Written by Annalisa Rellie
© Montenegro Ministry of Culture, Sport and Media, Republic of Montenegro, Wikimedia Commons
On open moorland throughout the north of Montenegro (eg: Durmitor Plain, Novakovići, Sinjajevina and in Šćepan Polje), as well as in Bosnia–Herzegovina, Serbia and Macedonia, these granite ‘tombstones’ arise in groups of a dozen or so. Strictly speaking they are monuments rather than tombs: some upright, others apparently toppled, roughly carved in low relief or decorated with foliar friezes; sometimes depicting a figure or two, an animal or what might appear to represent a hunting victory. Others might show the sun or moon. Uniformly their style is naive and their origin not fully understood other than that they derive from one of the various dualist heresies of the period: Manichaeism or something very similar.
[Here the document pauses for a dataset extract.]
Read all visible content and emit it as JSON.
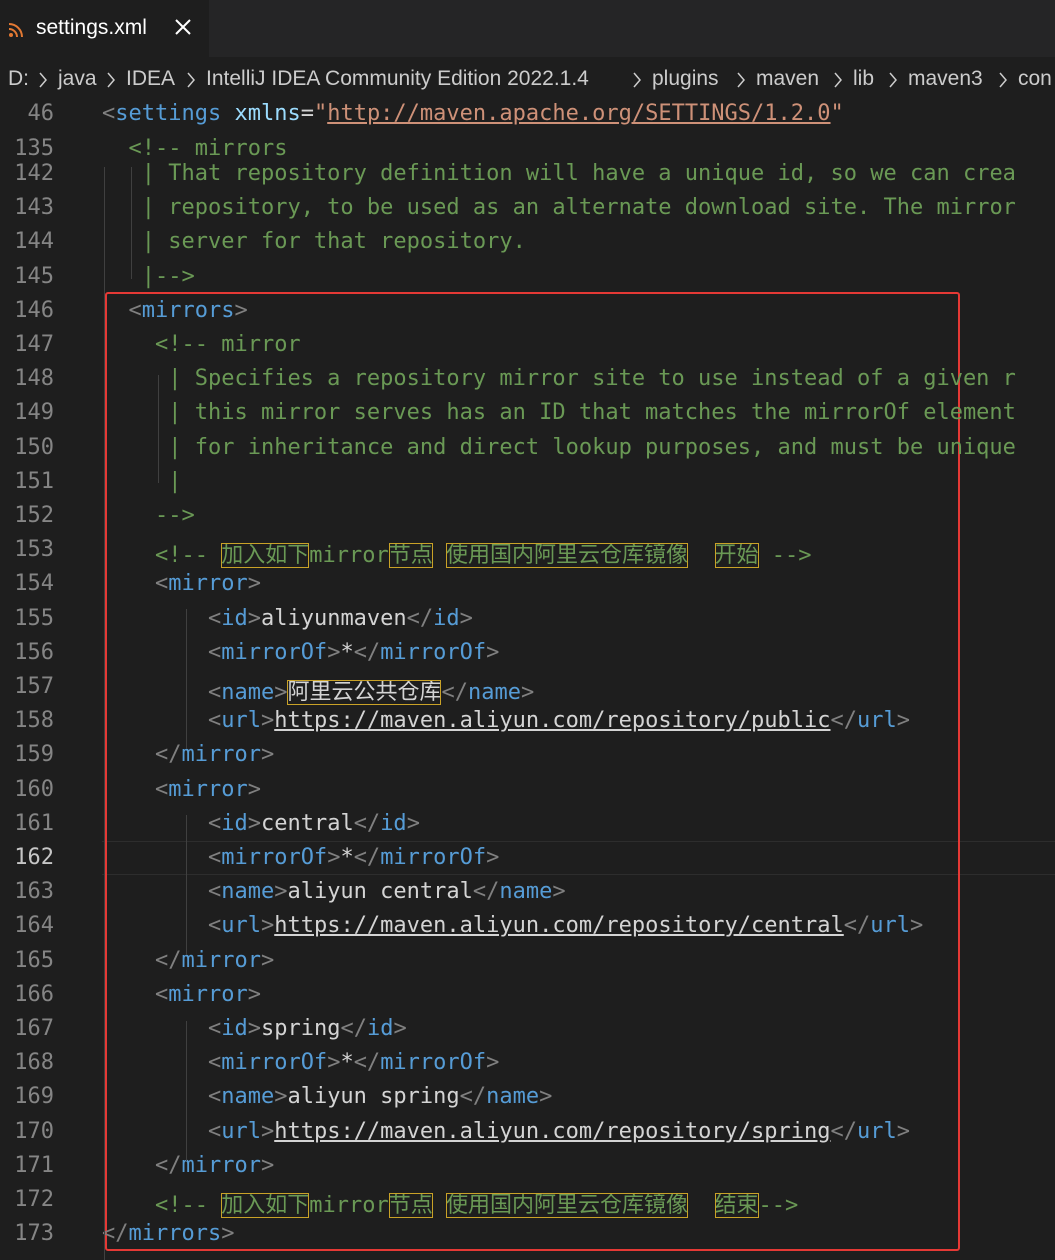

These cults explained the perversity of nature and life as the result of an ongoing struggle between the equally potent forces of Good and Evil. Arguably such beliefs were, from the start, deeply rooted in superstition, and over the centuries these stećci became objects of ritual, attributed with special and magical powers, in a similar way to Stonehenge or the chalk giant of Cerne Abbas. For example there was a belief that to touch one of these stones would cause lightning to strike.
One can relate only from personal experience but, crossing the wide Njegovuđa Plateau beneath the Durmitor Massif at dusk on a March evening, a huddle of stećci, spotted beckoning from the skyline, certainly succeeded in summoning up an instant monumental storm, out of which, as if to order, galloped two bareback huntsmen, nostrils aflare, long rifles afore. The author thought it sensible to regain her vehicle.